:: WHAT THE EXERCISE ASKS ::
Send back all of the records, each one exactly as written.

(Items from an interface collection)
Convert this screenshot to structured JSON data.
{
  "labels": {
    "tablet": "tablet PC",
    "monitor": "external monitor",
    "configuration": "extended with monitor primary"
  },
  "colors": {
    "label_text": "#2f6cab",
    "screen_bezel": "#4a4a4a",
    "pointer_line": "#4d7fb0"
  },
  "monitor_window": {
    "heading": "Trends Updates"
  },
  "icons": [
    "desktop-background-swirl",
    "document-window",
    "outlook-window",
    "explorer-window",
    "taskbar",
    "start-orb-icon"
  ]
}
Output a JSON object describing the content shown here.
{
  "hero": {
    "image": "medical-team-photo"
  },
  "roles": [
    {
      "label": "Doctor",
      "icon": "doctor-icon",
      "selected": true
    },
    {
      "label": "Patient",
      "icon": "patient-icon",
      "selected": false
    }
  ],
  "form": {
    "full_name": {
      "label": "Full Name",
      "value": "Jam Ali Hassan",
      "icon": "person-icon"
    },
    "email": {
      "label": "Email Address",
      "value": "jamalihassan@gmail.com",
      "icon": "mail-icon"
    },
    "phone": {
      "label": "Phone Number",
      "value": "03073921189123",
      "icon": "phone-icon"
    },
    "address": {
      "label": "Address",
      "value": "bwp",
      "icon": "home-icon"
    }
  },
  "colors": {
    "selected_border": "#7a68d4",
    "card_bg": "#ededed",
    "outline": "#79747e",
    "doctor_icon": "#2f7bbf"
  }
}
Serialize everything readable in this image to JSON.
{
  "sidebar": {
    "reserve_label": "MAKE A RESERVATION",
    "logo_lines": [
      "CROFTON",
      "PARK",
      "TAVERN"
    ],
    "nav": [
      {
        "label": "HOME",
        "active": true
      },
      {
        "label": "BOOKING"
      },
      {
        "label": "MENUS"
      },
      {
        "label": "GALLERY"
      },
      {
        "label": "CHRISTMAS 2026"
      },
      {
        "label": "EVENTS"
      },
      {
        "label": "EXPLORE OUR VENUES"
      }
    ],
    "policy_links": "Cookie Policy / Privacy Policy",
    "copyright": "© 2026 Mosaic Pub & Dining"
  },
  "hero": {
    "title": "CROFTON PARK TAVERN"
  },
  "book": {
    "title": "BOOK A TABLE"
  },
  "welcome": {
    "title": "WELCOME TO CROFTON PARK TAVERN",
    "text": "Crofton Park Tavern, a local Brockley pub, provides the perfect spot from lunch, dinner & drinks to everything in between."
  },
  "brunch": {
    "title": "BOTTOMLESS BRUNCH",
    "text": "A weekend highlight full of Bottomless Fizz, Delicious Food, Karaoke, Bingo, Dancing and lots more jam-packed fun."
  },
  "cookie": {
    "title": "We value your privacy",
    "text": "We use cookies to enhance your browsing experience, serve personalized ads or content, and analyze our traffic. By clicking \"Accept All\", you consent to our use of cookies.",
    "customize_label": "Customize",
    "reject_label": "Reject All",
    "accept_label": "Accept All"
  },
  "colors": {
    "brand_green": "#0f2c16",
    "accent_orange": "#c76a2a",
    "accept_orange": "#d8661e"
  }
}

:: EXERCISE RESPONSE ::
Convert this screenshot to structured JSON data.
{
  "labels": {
    "tablet": "tablet PC",
    "monitor": "external monitor",
    "configuration": "extended with monitor primary"
  },
  "colors": {
    "label_text": "#2f6cab",
    "screen_bezel": "#4a4a4a",
    "pointer_line": "#4d7fb0"
  },
  "monitor_window": {
    "heading": "Trends Updates"
  },
  "icons": [
    "desktop-background-swirl",
    "document-window",
    "outlook-window",
    "explorer-window",
    "taskbar",
    "start-orb-icon"
  ]
}
Output a JSON object describing the content shown here.
{
  "hero": {
    "image": "medical-team-photo"
  },
  "roles": [
    {
      "label": "Doctor",
      "icon": "doctor-icon",
      "selected": true
    },
    {
      "label": "Patient",
      "icon": "patient-icon",
      "selected": false
    }
  ],
  "form": {
    "full_name": {
      "label": "Full Name",
      "value": "Jam Ali Hassan",
      "icon": "person-icon"
    },
    "email": {
      "label": "Email Address",
      "value": "jamalihassan@gmail.com",
      "icon": "mail-icon"
    },
    "phone": {
      "label": "Phone Number",
      "value": "03073921189123",
      "icon": "phone-icon"
    },
    "address": {
      "label": "Address",
      "value": "bwp",
      "icon": "home-icon"
    }
  },
  "colors": {
    "selected_border": "#7a68d4",
    "card_bg": "#ededed",
    "outline": "#79747e",
    "doctor_icon": "#2f7bbf"
  }
}
Serialize everything readable in this image to JSON.
{
  "sidebar": {
    "reserve_label": "MAKE A RESERVATION",
    "logo_lines": [
      "CROFTON",
      "PARK",
      "TAVERN"
    ],
    "nav": [
      {
        "label": "HOME",
        "active": true
      },
      {
        "label": "BOOKING"
      },
      {
        "label": "MENUS"
      },
      {
        "label": "GALLERY"
      },
      {
        "label": "CHRISTMAS 2026"
      },
      {
        "label": "EVENTS"
      },
      {
        "label": "EXPLORE OUR VENUES"
      }
    ],
    "policy_links": "Cookie Policy / Privacy Policy",
    "copyright": "© 2026 Mosaic Pub & Dining"
  },
  "hero": {
    "title": "CROFTON PARK TAVERN"
  },
  "book": {
    "title": "BOOK A TABLE"
  },
  "welcome": {
    "title": "WELCOME TO CROFTON PARK TAVERN",
    "text": "Crofton Park Tavern, a local Brockley pub, provides the perfect spot from lunch, dinner & drinks to everything in between."
  },
  "brunch": {
    "title": "BOTTOMLESS BRUNCH",
    "text": "A weekend highlight full of Bottomless Fizz, Delicious Food, Karaoke, Bingo, Dancing and lots more jam-packed fun."
  },
  "cookie": {
    "title": "We value your privacy",
    "text": "We use cookies to enhance your browsing experience, serve personalized ads or content, and analyze our traffic. By clicking \"Accept All\", you consent to our use of cookies.",
    "customize_label": "Customize",
    "reject_label": "Reject All",
    "accept_label": "Accept All"
  },
  "colors": {
    "brand_green": "#0f2c16",
    "accent_orange": "#c76a2a",
    "accept_orange": "#d8661e"
  }
}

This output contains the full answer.